Rev. Obi, a Black preacher who works primarily in Hispanic communities in North America and South America said he is delighted for what he calls a “well deserved victory” and hopes that Castaneda-Lopez’s election “marks the beginning of a new era of resplendent and productive diversity in the city of Detroit.”
Jimmy Hernandez, communications director of the Washington, DC-based VotoLatino organization, said in a phone interview that Castaneda-Lopez’s election is a strong signal that “Latinos are a growing community in the U.S. with a huge influence,” and that by 2050 Latino youth are expected to comprise 29 percent of the entire population of young people in the U.S.
Hernandez cited as an example Election Day (Nov. 5) where he said Hispanic voters helped to elect two governors: Chris Christie of New Jersey and Terry McAuliffe of Virginia.
“It is important for Hispanics to be elected in all of these municipal bodies because these local offices make decisions that impact the everyday lives of their constituents,” Hernandez said. “They make decisions when it comes to school boards and that is why every segment of the community should be represented when local bodies are making those types of decisions.”
Local elections set the stage for national office, Hernandez said, citing President Barack Obama’s rise as an indication given that the leader of the free world was once a community organizer on Chicago’s South Side before he ran for U.S. Senate and eventually president.

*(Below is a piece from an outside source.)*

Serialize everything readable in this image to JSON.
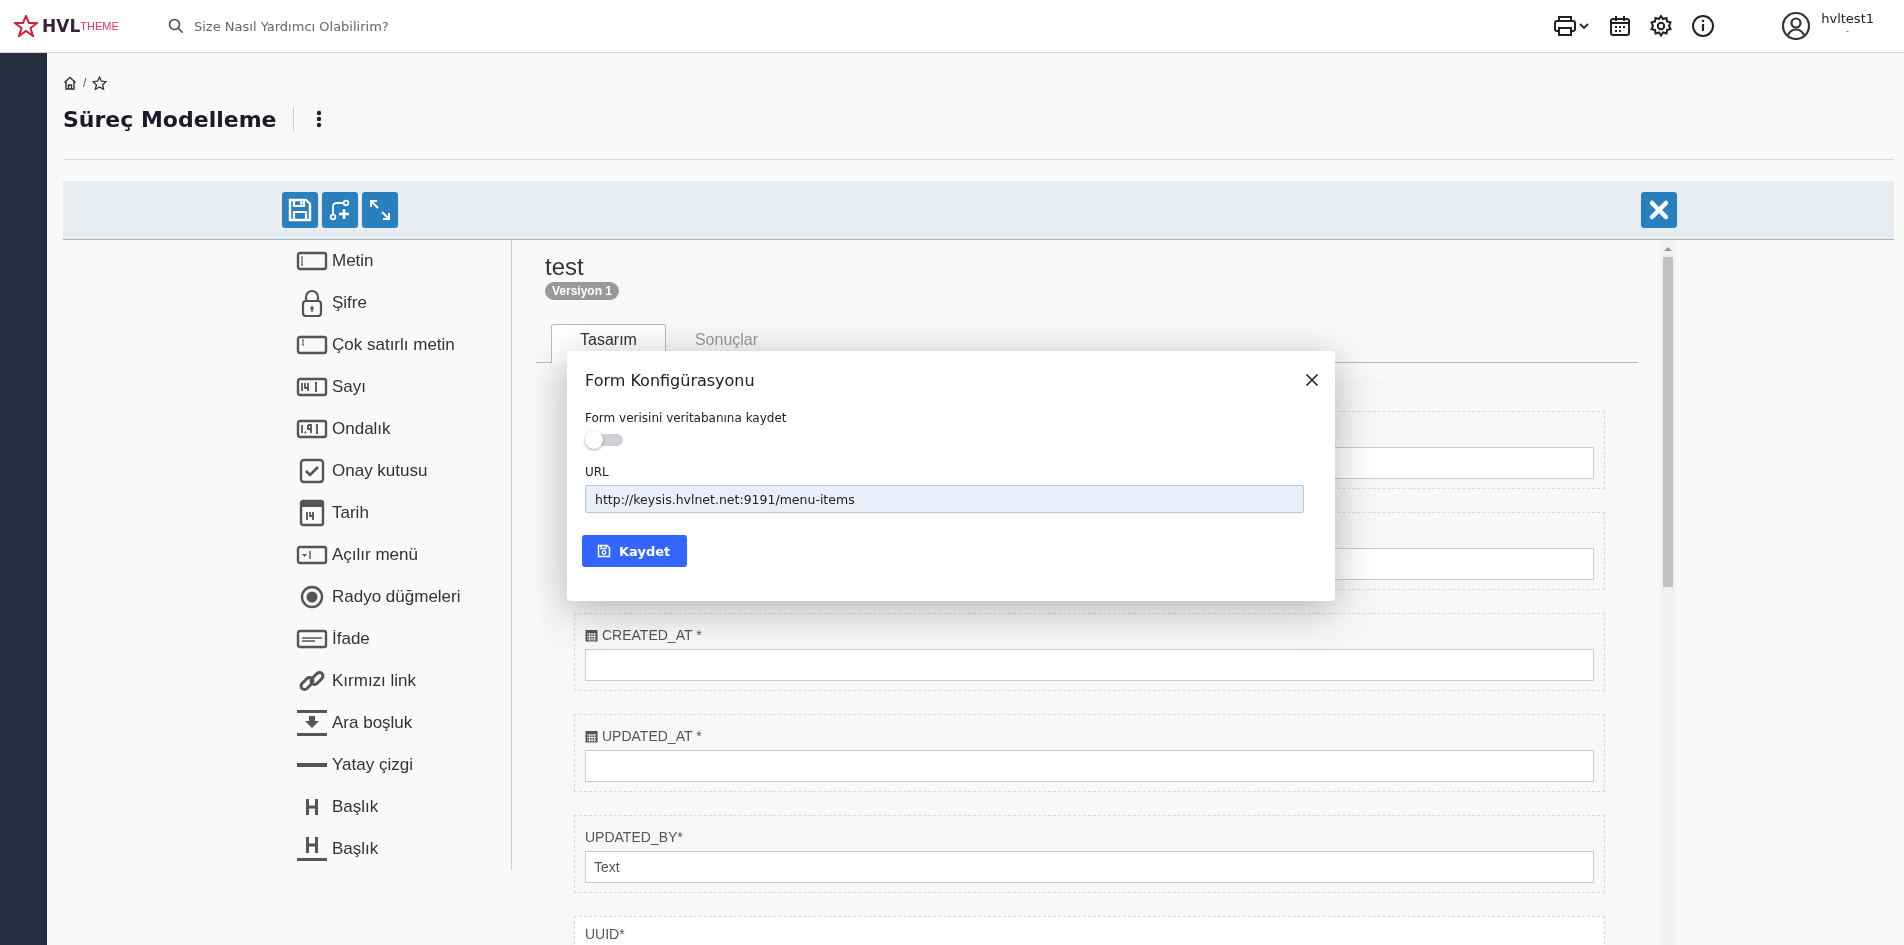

“Hispanic business operators like me don’t depend on government, but we desire and encourage government policies that promote entrepreneurship and create jobs for people in our multicultural communities,” said Ezekiel Serna, owner of Ezekiel Innovation Design and Art in Houston, Texas. “So, I wish and hope that my sister, Raquel, whose Detroit electoral victory I celebrate in far away Houston, will dedicate herself to good policies that help Detroit businesses expand and create much-needed jobs.”
Councilwoman-elect Castaneda-Lopez has also touted her community organizing skills during the campaign trail, having honed those skills in several political offices including that of State Rep. Rashida Tlaib and other community and volunteer programs.

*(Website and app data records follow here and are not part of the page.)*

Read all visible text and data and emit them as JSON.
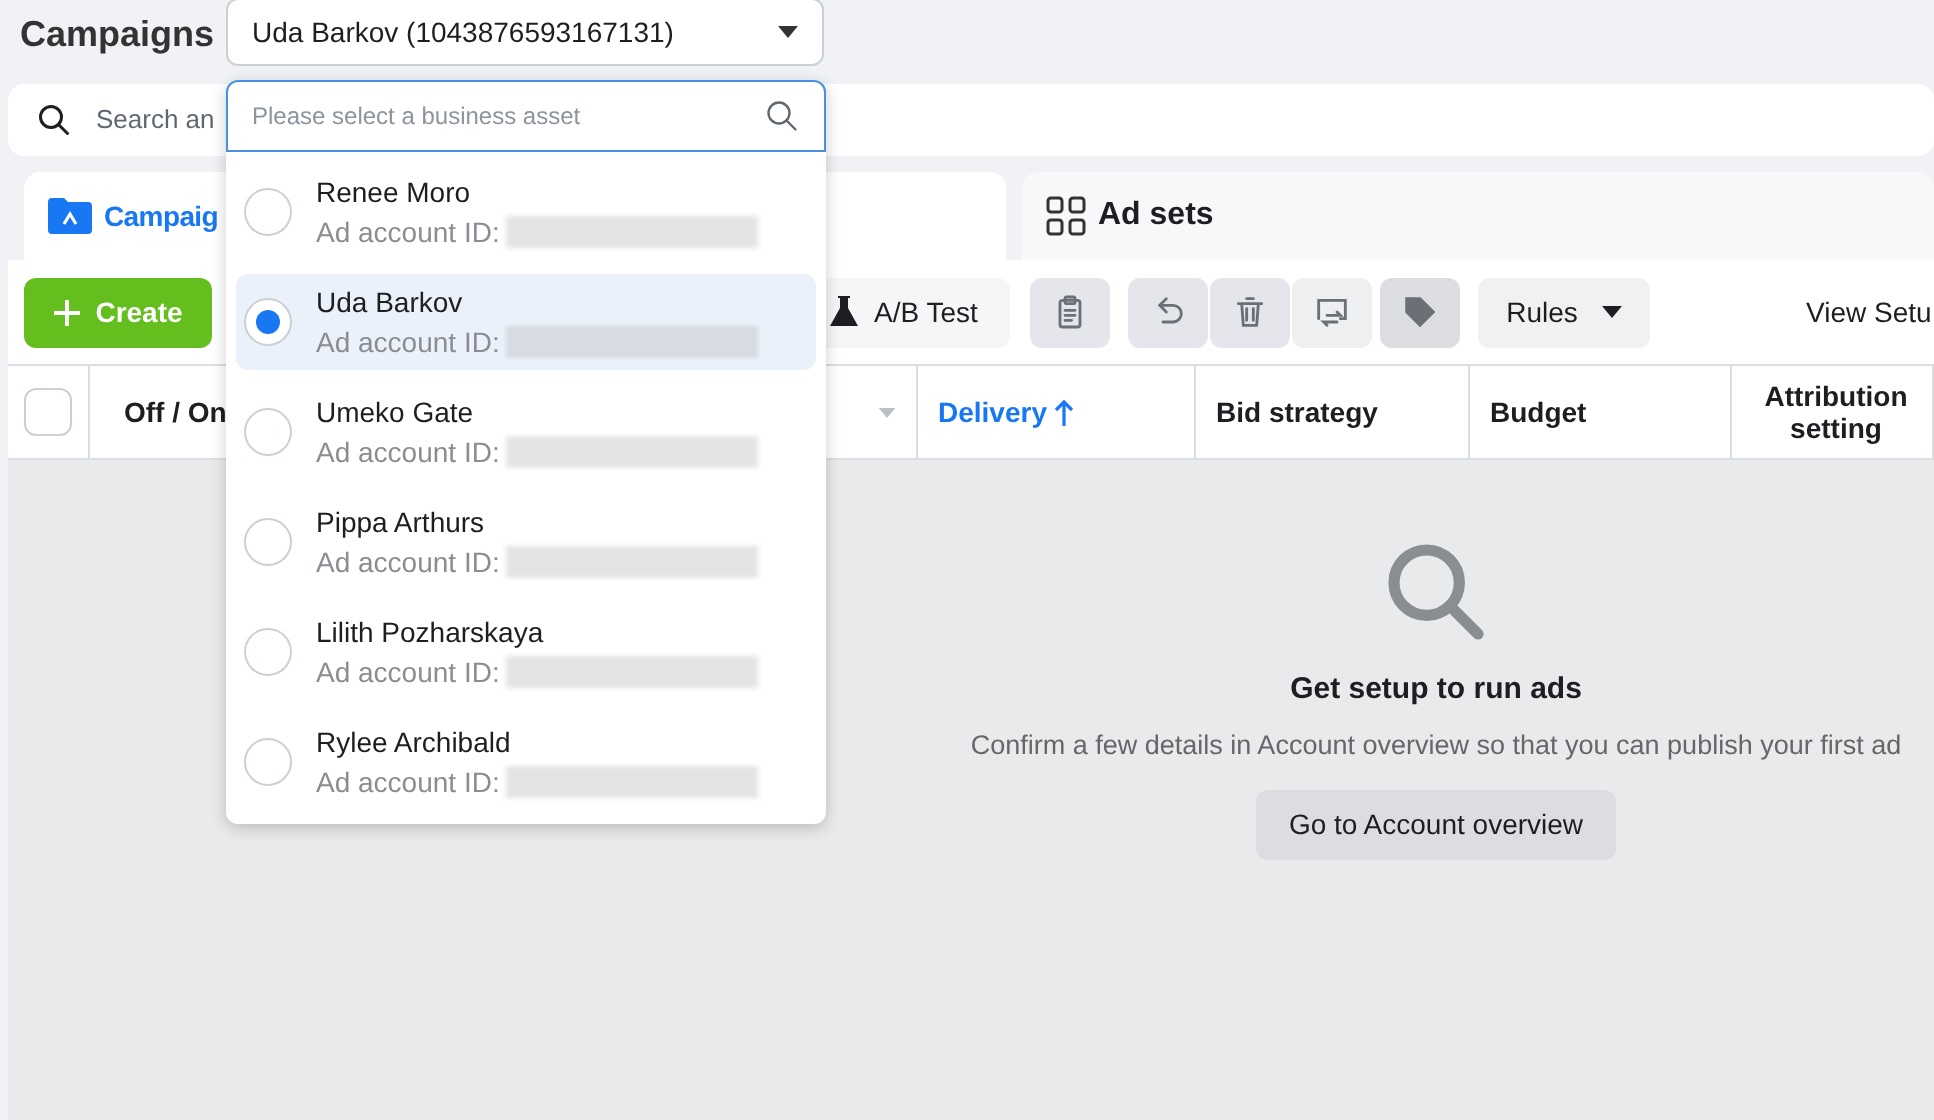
{
  "header": {
    "title": "Campaigns",
    "account_select": "Uda Barkov (1043876593167131)"
  },
  "search": {
    "placeholder": "Search an"
  },
  "tabs": [
    {
      "label": "Campaig",
      "selected": true
    },
    {
      "label": "Ad sets",
      "selected": false
    }
  ],
  "toolbar": {
    "create": "Create",
    "ab_test": "A/B Test",
    "rules": "Rules",
    "view_setup": "View Setu"
  },
  "table": {
    "select_all": {
      "checked": false
    },
    "columns": [
      {
        "label": "Off / On",
        "sorted": false
      },
      {
        "label": "Delivery",
        "sorted": true
      },
      {
        "label": "Bid strategy",
        "sorted": false
      },
      {
        "label": "Budget",
        "sorted": false
      },
      {
        "label": "Attribution setting",
        "sorted": false
      }
    ]
  },
  "empty_state": {
    "title": "Get setup to run ads",
    "message": "Confirm a few details in Account overview so that you can publish your first ad",
    "button": "Go to Account overview"
  },
  "dropdown": {
    "placeholder": "Please select a business asset",
    "items": [
      {
        "name": "Renee Moro",
        "id_label": "Ad account ID:",
        "selected": false
      },
      {
        "name": "Uda Barkov",
        "id_label": "Ad account ID:",
        "selected": true
      },
      {
        "name": "Umeko Gate",
        "id_label": "Ad account ID:",
        "selected": false
      },
      {
        "name": "Pippa Arthurs",
        "id_label": "Ad account ID:",
        "selected": false
      },
      {
        "name": "Lilith Pozharskaya",
        "id_label": "Ad account ID:",
        "selected": false
      },
      {
        "name": "Rylee Archibald",
        "id_label": "Ad account ID:",
        "selected": false
      }
    ]
  }
}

“We know that one of the best ways to get people into national office is to look at the local level,” Hernandez said. “That type of recruitment at the local level is necessary so we have national figures who can speak on behalf their communities.”
Elias Gutierrez, who runs the Latino Press, Michigan’s leading Hispanic newspaper, said he welcomed the political development on the Detroit City Council because “Raquel represents the future, not the division of the past. We hope that other council members work in concert with her to develop our communities and enhance Detroit and its image nationally.”
Gutierrez said Castaneda-Lopez’s campaign theme has been to serve all of Detroit and that he believes she will keep to that mantra of “working for all of Detroit given the fact that she grew up in a diverse community.”
On her campaign website, Castaneda-Lopez prides herself as a “first generation college graduate with a master’s degree in social work,” who worked tirelessly in the nonprofit sector for 13 years because working for Wayne State University helped underrepresented African American and Native American students.
A volunteer soccer coach with Think Detroit PAL, she has served on the Hispanic Commission of Michigan, chairing its education and health committees as well as being part of its civic engagement committee.
Bankole Thompson is the editor of the Michigan Chronicle. Email firstname.lastname@example.org.